___ Records for the exercise ___

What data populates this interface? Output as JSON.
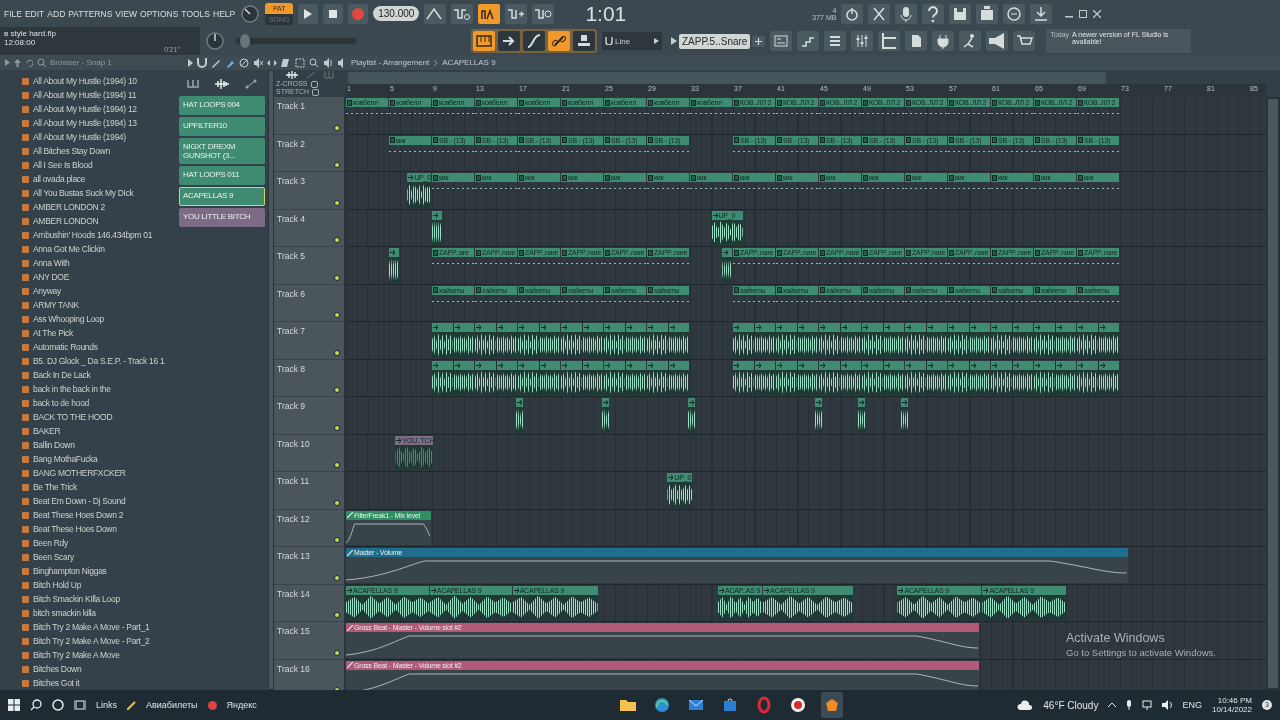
{
  "menu": [
    "FILE",
    "EDIT",
    "ADD",
    "PATTERNS",
    "VIEW",
    "OPTIONS",
    "TOOLS",
    "HELP"
  ],
  "project": {
    "file": "в style hard.flp",
    "time": "12:08:00",
    "duration": "0'21''"
  },
  "transport": {
    "modes": [
      {
        "label": "PAT",
        "selected": true
      },
      {
        "label": "SONG",
        "selected": false
      }
    ],
    "tempo": "130.000",
    "time": "1:01",
    "cpu": "4",
    "memory": "377 MB"
  },
  "toggles_top": [
    {
      "on": false
    },
    {
      "on": false
    },
    {
      "on": true
    },
    {
      "on": false
    },
    {
      "on": false
    }
  ],
  "master_pitch": {
    "level": 0.04
  },
  "toggles_bottom": [
    {
      "on": true
    },
    {
      "on": false
    },
    {
      "on": false
    },
    {
      "on": true
    },
    {
      "on": false
    }
  ],
  "snap": "Line",
  "pattern": "ZAPP.5..Snare",
  "news": {
    "day": "Today",
    "text": "A newer version of FL Studio is available!"
  },
  "browser": {
    "title": "Browser - Snap 1",
    "items": [
      "All About My Hustle (1994) 10",
      "All About My Hustle (1994) 11",
      "All About My Hustle (1994) 12",
      "All About My Hustle (1994) 13",
      "All About My Hustle (1994)",
      "All Bitches Stay Down",
      "All I See Is Blood",
      "all ovada place",
      "All You Bustas Suck My DIck",
      "AMBER LONDON 2",
      "AMBER LONDON",
      "Ambushin' Hoods 146.434bpm 01",
      "Anna Got Me Clickin",
      "Anna With",
      "ANY DOE",
      "Anyway",
      "ARMY TANK",
      "Ass Whooping Loop",
      "At The Pick",
      "Automatic Rounds",
      "B5. DJ Glock _ Da S.E.P. - Track 16 1",
      "Back In De Lack",
      "back in the back in the",
      "back to de hood",
      "BACK TO THE HOOD",
      "BAKER",
      "Ballin Down",
      "Bang MothaFucka",
      "BANG MOTHERFXCKER",
      "Be The Trick",
      "Beat Em Down - Dj Sound",
      "Beat These Hoes Down 2",
      "Beat These Hoes Down",
      "Been Rdy",
      "Been Scary",
      "Binghampton Niggas",
      "Bitch Hold Up",
      "Bitch Smackin KIlla Loop",
      "bitch smackin killa",
      "Bitch Try 2 Make A Move - Part_1",
      "Bitch Try 2 Make A Move - Part_2",
      "Bitch Try 2 Make A Move",
      "Bitches Down",
      "Bitches Got it"
    ]
  },
  "playlist": {
    "title": "Playlist - Arrangement",
    "pattern": "ACAPELLAS 9",
    "picker": [
      {
        "label": "HAT LOOPS 004",
        "color": "#3f8c73",
        "selected": false
      },
      {
        "label": "UPFILTER10",
        "color": "#3f8c73",
        "selected": false
      },
      {
        "label": "NIGXT DREXM GUNSHOT (3...",
        "color": "#3f8c73",
        "selected": false
      },
      {
        "label": "HAT LOOPS 011",
        "color": "#3f8c73",
        "selected": false
      },
      {
        "label": "ACAPELLAS 9",
        "color": "#3f8c73",
        "selected": true
      },
      {
        "label": "YOU LITTLE BITCH",
        "color": "#7d6b85",
        "selected": false
      }
    ],
    "options": [
      {
        "label": "Z-CROSS",
        "checked": false
      },
      {
        "label": "STRETCH",
        "checked": false
      }
    ],
    "ruler": [
      "1",
      "5",
      "9",
      "13",
      "17",
      "21",
      "25",
      "29",
      "33",
      "37",
      "41",
      "45",
      "49",
      "53",
      "57",
      "61",
      "65",
      "69",
      "73",
      "77",
      "81",
      "85"
    ],
    "tracks": [
      {
        "name": "Track 1",
        "enabled": true,
        "clips": [
          {
            "kind": "pattern",
            "label": "ковбелл"
          },
          {
            "kind": "pattern",
            "label": "ковбелл"
          },
          {
            "kind": "pattern",
            "label": "ковбелл"
          },
          {
            "kind": "pattern",
            "label": "ковбелл"
          },
          {
            "kind": "pattern",
            "label": "ковбелл"
          },
          {
            "kind": "pattern",
            "label": "ковбелл"
          },
          {
            "kind": "pattern",
            "label": "ковбелл"
          },
          {
            "kind": "pattern",
            "label": "ковбелл"
          },
          {
            "kind": "pattern",
            "label": "ковбелл"
          },
          {
            "kind": "pattern",
            "label": "КОВ..ЛЛ 2"
          },
          {
            "kind": "pattern",
            "label": "КОВ..ЛЛ 2"
          },
          {
            "kind": "pattern",
            "label": "КОВ..ЛЛ 2"
          },
          {
            "kind": "pattern",
            "label": "КОВ..ЛЛ 2"
          },
          {
            "kind": "pattern",
            "label": "КОВ..ЛЛ 2"
          },
          {
            "kind": "pattern",
            "label": "КОВ..ЛЛ 2"
          },
          {
            "kind": "pattern",
            "label": "КОВ..ЛЛ 2"
          },
          {
            "kind": "pattern",
            "label": "КОВ..ЛЛ 2"
          },
          {
            "kind": "pattern",
            "label": "КОВ..ЛЛ 2"
          }
        ]
      },
      {
        "name": "Track 2",
        "enabled": true,
        "clips": [
          {
            "kind": "pattern",
            "label": "кик"
          },
          {
            "kind": "pattern",
            "label": "SB - (13)"
          },
          {
            "kind": "pattern",
            "label": "SB - (13)"
          },
          {
            "kind": "pattern",
            "label": "SB - (13)"
          },
          {
            "kind": "pattern",
            "label": "SB - (13)"
          },
          {
            "kind": "pattern",
            "label": "SB - (13)"
          },
          {
            "kind": "pattern",
            "label": "SB - (13)"
          },
          {
            "kind": "pattern",
            "label": "SB - (13)"
          },
          {
            "kind": "pattern",
            "label": "SB - (13)"
          },
          {
            "kind": "pattern",
            "label": "SB - (13)"
          },
          {
            "kind": "pattern",
            "label": "SB - (13)"
          },
          {
            "kind": "pattern",
            "label": "SB - (13)"
          },
          {
            "kind": "pattern",
            "label": "SB - (13)"
          },
          {
            "kind": "pattern",
            "label": "SB - (13)"
          },
          {
            "kind": "pattern",
            "label": "SB - (13)"
          },
          {
            "kind": "pattern",
            "label": "SB - (13)"
          }
        ]
      },
      {
        "name": "Track 3",
        "enabled": true,
        "clips": [
          {
            "kind": "audio",
            "label": "UP_0"
          },
          {
            "kind": "pattern",
            "label": "кик"
          },
          {
            "kind": "pattern",
            "label": "кик"
          },
          {
            "kind": "pattern",
            "label": "кик"
          },
          {
            "kind": "pattern",
            "label": "кик"
          },
          {
            "kind": "pattern",
            "label": "кик"
          },
          {
            "kind": "pattern",
            "label": "кик"
          },
          {
            "kind": "pattern",
            "label": "кик"
          },
          {
            "kind": "pattern",
            "label": "кик"
          },
          {
            "kind": "pattern",
            "label": "кик"
          },
          {
            "kind": "pattern",
            "label": "кик"
          },
          {
            "kind": "pattern",
            "label": "кик"
          },
          {
            "kind": "pattern",
            "label": "кик"
          },
          {
            "kind": "pattern",
            "label": "кик"
          },
          {
            "kind": "pattern",
            "label": "кик"
          },
          {
            "kind": "pattern",
            "label": "кик"
          },
          {
            "kind": "pattern",
            "label": "кик"
          }
        ]
      },
      {
        "name": "Track 4",
        "enabled": true,
        "clips": [
          {
            "kind": "audio"
          },
          {
            "kind": "audio",
            "label": "UP_0"
          }
        ]
      },
      {
        "name": "Track 5",
        "enabled": true,
        "clips": [
          {
            "kind": "audio"
          },
          {
            "kind": "pattern",
            "label": "ZAPP..are"
          },
          {
            "kind": "pattern",
            "label": "ZAPP..nare"
          },
          {
            "kind": "pattern",
            "label": "ZAPP..nare"
          },
          {
            "kind": "pattern",
            "label": "ZAPP..nare"
          },
          {
            "kind": "pattern",
            "label": "ZAPP..nare"
          },
          {
            "kind": "pattern",
            "label": "ZAPP..nare"
          },
          {
            "kind": "audio"
          },
          {
            "kind": "pattern",
            "label": "ZAPP..nare"
          },
          {
            "kind": "pattern",
            "label": "ZAPP..nare"
          },
          {
            "kind": "pattern",
            "label": "ZAPP..nare"
          },
          {
            "kind": "pattern",
            "label": "ZAPP..nare"
          },
          {
            "kind": "pattern",
            "label": "ZAPP..nare"
          },
          {
            "kind": "pattern",
            "label": "ZAPP..nare"
          },
          {
            "kind": "pattern",
            "label": "ZAPP..nare"
          },
          {
            "kind": "pattern",
            "label": "ZAPP..nare"
          },
          {
            "kind": "pattern",
            "label": "ZAPP..nare"
          }
        ]
      },
      {
        "name": "Track 6",
        "enabled": true,
        "clips": [
          {
            "kind": "pattern",
            "label": "хайхеты"
          },
          {
            "kind": "pattern",
            "label": "хайхеты"
          },
          {
            "kind": "pattern",
            "label": "хайхеты"
          },
          {
            "kind": "pattern",
            "label": "хайхеты"
          },
          {
            "kind": "pattern",
            "label": "хайхеты"
          },
          {
            "kind": "pattern",
            "label": "хайхеты"
          },
          {
            "kind": "pattern",
            "label": "хайхеты"
          },
          {
            "kind": "pattern",
            "label": "хайхеты"
          },
          {
            "kind": "pattern",
            "label": "хайхеты"
          },
          {
            "kind": "pattern",
            "label": "хайхеты"
          },
          {
            "kind": "pattern",
            "label": "хайхеты"
          },
          {
            "kind": "pattern",
            "label": "хайхеты"
          },
          {
            "kind": "pattern",
            "label": "хайхеты"
          },
          {
            "kind": "pattern",
            "label": "хайхеты"
          },
          {
            "kind": "pattern",
            "label": "хайхеты"
          }
        ]
      },
      {
        "name": "Track 7",
        "enabled": true,
        "clips": [
          {
            "kind": "audio"
          },
          {
            "kind": "audio"
          },
          {
            "kind": "audio"
          },
          {
            "kind": "audio"
          },
          {
            "kind": "audio"
          },
          {
            "kind": "audio"
          },
          {
            "kind": "audio"
          },
          {
            "kind": "audio"
          },
          {
            "kind": "audio"
          },
          {
            "kind": "audio"
          },
          {
            "kind": "audio"
          },
          {
            "kind": "audio"
          },
          {
            "kind": "audio"
          },
          {
            "kind": "audio"
          },
          {
            "kind": "audio"
          },
          {
            "kind": "audio"
          },
          {
            "kind": "audio"
          },
          {
            "kind": "audio"
          },
          {
            "kind": "audio"
          },
          {
            "kind": "audio"
          },
          {
            "kind": "audio"
          },
          {
            "kind": "audio"
          },
          {
            "kind": "audio"
          },
          {
            "kind": "audio"
          },
          {
            "kind": "audio"
          },
          {
            "kind": "audio"
          },
          {
            "kind": "audio"
          },
          {
            "kind": "audio"
          },
          {
            "kind": "audio"
          },
          {
            "kind": "audio"
          }
        ]
      },
      {
        "name": "Track 8",
        "enabled": true,
        "clips": [
          {
            "kind": "audio"
          },
          {
            "kind": "audio"
          },
          {
            "kind": "audio"
          },
          {
            "kind": "audio"
          },
          {
            "kind": "audio"
          },
          {
            "kind": "audio"
          },
          {
            "kind": "audio"
          },
          {
            "kind": "audio"
          },
          {
            "kind": "audio"
          },
          {
            "kind": "audio"
          },
          {
            "kind": "audio"
          },
          {
            "kind": "audio"
          },
          {
            "kind": "audio"
          },
          {
            "kind": "audio"
          },
          {
            "kind": "audio"
          },
          {
            "kind": "audio"
          },
          {
            "kind": "audio"
          },
          {
            "kind": "audio"
          },
          {
            "kind": "audio"
          },
          {
            "kind": "audio"
          },
          {
            "kind": "audio"
          },
          {
            "kind": "audio"
          },
          {
            "kind": "audio"
          },
          {
            "kind": "audio"
          },
          {
            "kind": "audio"
          },
          {
            "kind": "audio"
          },
          {
            "kind": "audio"
          },
          {
            "kind": "audio"
          },
          {
            "kind": "audio"
          },
          {
            "kind": "audio"
          }
        ]
      },
      {
        "name": "Track 9",
        "enabled": true,
        "clips": [
          {
            "kind": "audio"
          },
          {
            "kind": "audio"
          },
          {
            "kind": "audio"
          },
          {
            "kind": "audio"
          },
          {
            "kind": "audio"
          },
          {
            "kind": "audio"
          }
        ]
      },
      {
        "name": "Track 10",
        "enabled": true,
        "clips": [
          {
            "kind": "audio",
            "label": "YOU..TCH",
            "color": "#7d6b85"
          }
        ]
      },
      {
        "name": "Track 11",
        "enabled": true,
        "clips": [
          {
            "kind": "audio",
            "label": "UP_0"
          }
        ]
      },
      {
        "name": "Track 12",
        "enabled": true,
        "clips": [
          {
            "kind": "automation",
            "label": "FilterFreak1 - Mix level",
            "color": "#2f8f62"
          }
        ]
      },
      {
        "name": "Track 13",
        "enabled": true,
        "clips": [
          {
            "kind": "automation",
            "label": "Master - Volume",
            "color": "#1f6e8e"
          }
        ]
      },
      {
        "name": "Track 14",
        "enabled": true,
        "clips": [
          {
            "kind": "audio",
            "label": "ACAPELLAS 9"
          },
          {
            "kind": "audio",
            "label": "ACAPELLAS 9"
          },
          {
            "kind": "audio",
            "label": "ACAPELLAS 9"
          },
          {
            "kind": "audio",
            "label": "ACAP..AS 9"
          },
          {
            "kind": "audio",
            "label": "ACAPELLAS 9"
          },
          {
            "kind": "audio",
            "label": "ACAPELLAS 9"
          },
          {
            "kind": "audio",
            "label": "ACAPELLAS 9"
          }
        ]
      },
      {
        "name": "Track 15",
        "enabled": true,
        "clips": [
          {
            "kind": "automation",
            "label": "Gross Beat - Master - Volume slot #2",
            "color": "#b05a78"
          }
        ]
      },
      {
        "name": "Track 16",
        "enabled": true,
        "clips": [
          {
            "kind": "automation",
            "label": "Gross Beat - Master - Volume slot #2",
            "color": "#b05a78"
          }
        ]
      }
    ]
  },
  "activation": {
    "title": "Activate Windows",
    "text": "Go to Settings to activate Windows."
  },
  "taskbar": {
    "links": "Links",
    "bookmarks": [
      "Авиабилеты",
      "Яндекс"
    ],
    "apps": [
      {
        "kind": "folder",
        "active": false
      },
      {
        "kind": "browser",
        "active": false
      },
      {
        "kind": "mail",
        "active": false
      },
      {
        "kind": "store",
        "active": false
      },
      {
        "kind": "ring",
        "active": false
      },
      {
        "kind": "record",
        "active": false
      },
      {
        "kind": "fruit",
        "active": true
      }
    ],
    "weather": "46°F Cloudy",
    "language": "ENG",
    "time": "10:46 PM",
    "date": "10/14/2022",
    "notifications": "3"
  }
}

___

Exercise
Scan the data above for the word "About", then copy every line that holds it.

Written answer
      "All About My Hustle (1994) 10",
      "All About My Hustle (1994) 11",
      "All About My Hustle (1994) 12",
      "All About My Hustle (1994) 13",
      "All About My Hustle (1994)",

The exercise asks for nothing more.